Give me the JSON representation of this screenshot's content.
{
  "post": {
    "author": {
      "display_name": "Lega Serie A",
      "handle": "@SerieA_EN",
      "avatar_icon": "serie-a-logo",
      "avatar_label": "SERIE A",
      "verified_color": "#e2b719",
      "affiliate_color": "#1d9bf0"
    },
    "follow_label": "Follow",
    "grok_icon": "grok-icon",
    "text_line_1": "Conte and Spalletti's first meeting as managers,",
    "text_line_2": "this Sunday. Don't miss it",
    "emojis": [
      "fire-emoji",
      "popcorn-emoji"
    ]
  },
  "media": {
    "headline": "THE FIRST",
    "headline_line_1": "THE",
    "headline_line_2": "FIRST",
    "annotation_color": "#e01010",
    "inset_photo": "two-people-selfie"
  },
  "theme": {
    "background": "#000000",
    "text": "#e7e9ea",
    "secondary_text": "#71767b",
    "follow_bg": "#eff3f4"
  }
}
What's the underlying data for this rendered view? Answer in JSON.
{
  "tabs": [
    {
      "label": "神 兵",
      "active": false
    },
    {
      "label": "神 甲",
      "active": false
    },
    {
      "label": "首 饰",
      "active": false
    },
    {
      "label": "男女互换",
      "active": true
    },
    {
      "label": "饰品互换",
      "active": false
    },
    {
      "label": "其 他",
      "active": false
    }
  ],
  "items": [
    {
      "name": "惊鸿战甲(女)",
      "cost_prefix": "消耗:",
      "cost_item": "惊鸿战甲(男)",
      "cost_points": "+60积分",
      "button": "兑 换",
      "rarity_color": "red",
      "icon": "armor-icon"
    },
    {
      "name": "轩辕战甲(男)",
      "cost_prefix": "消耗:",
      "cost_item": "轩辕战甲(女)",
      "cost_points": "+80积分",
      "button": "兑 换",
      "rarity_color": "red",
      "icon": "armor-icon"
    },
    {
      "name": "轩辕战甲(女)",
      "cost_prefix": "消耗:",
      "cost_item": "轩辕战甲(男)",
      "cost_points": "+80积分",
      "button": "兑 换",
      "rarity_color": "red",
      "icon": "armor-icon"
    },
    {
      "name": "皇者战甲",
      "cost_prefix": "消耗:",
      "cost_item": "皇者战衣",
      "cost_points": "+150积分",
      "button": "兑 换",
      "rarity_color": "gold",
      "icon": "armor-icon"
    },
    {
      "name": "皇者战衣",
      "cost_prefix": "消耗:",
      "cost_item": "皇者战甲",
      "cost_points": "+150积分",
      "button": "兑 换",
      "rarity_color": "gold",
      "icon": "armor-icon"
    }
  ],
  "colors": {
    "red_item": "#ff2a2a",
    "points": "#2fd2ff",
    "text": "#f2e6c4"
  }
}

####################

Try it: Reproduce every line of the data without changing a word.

Solution below:
Give me the JSON representation of this screenshot's content.
{
  "post": {
    "author": {
      "display_name": "Lega Serie A",
      "handle": "@SerieA_EN",
      "avatar_icon": "serie-a-logo",
      "avatar_label": "SERIE A",
      "verified_color": "#e2b719",
      "affiliate_color": "#1d9bf0"
    },
    "follow_label": "Follow",
    "grok_icon": "grok-icon",
    "text_line_1": "Conte and Spalletti's first meeting as managers,",
    "text_line_2": "this Sunday. Don't miss it",
    "emojis": [
      "fire-emoji",
      "popcorn-emoji"
    ]
  },
  "media": {
    "headline": "THE FIRST",
    "headline_line_1": "THE",
    "headline_line_2": "FIRST",
    "annotation_color": "#e01010",
    "inset_photo": "two-people-selfie"
  },
  "theme": {
    "background": "#000000",
    "text": "#e7e9ea",
    "secondary_text": "#71767b",
    "follow_bg": "#eff3f4"
  }
}
What's the underlying data for this rendered view? Answer in JSON.
{
  "tabs": [
    {
      "label": "神 兵",
      "active": false
    },
    {
      "label": "神 甲",
      "active": false
    },
    {
      "label": "首 饰",
      "active": false
    },
    {
      "label": "男女互换",
      "active": true
    },
    {
      "label": "饰品互换",
      "active": false
    },
    {
      "label": "其 他",
      "active": false
    }
  ],
  "items": [
    {
      "name": "惊鸿战甲(女)",
      "cost_prefix": "消耗:",
      "cost_item": "惊鸿战甲(男)",
      "cost_points": "+60积分",
      "button": "兑 换",
      "rarity_color": "red",
      "icon": "armor-icon"
    },
    {
      "name": "轩辕战甲(男)",
      "cost_prefix": "消耗:",
      "cost_item": "轩辕战甲(女)",
      "cost_points": "+80积分",
      "button": "兑 换",
      "rarity_color": "red",
      "icon": "armor-icon"
    },
    {
      "name": "轩辕战甲(女)",
      "cost_prefix": "消耗:",
      "cost_item": "轩辕战甲(男)",
      "cost_points": "+80积分",
      "button": "兑 换",
      "rarity_color": "red",
      "icon": "armor-icon"
    },
    {
      "name": "皇者战甲",
      "cost_prefix": "消耗:",
      "cost_item": "皇者战衣",
      "cost_points": "+150积分",
      "button": "兑 换",
      "rarity_color": "gold",
      "icon": "armor-icon"
    },
    {
      "name": "皇者战衣",
      "cost_prefix": "消耗:",
      "cost_item": "皇者战甲",
      "cost_points": "+150积分",
      "button": "兑 换",
      "rarity_color": "gold",
      "icon": "armor-icon"
    }
  ],
  "colors": {
    "red_item": "#ff2a2a",
    "points": "#2fd2ff",
    "text": "#f2e6c4"
  }
}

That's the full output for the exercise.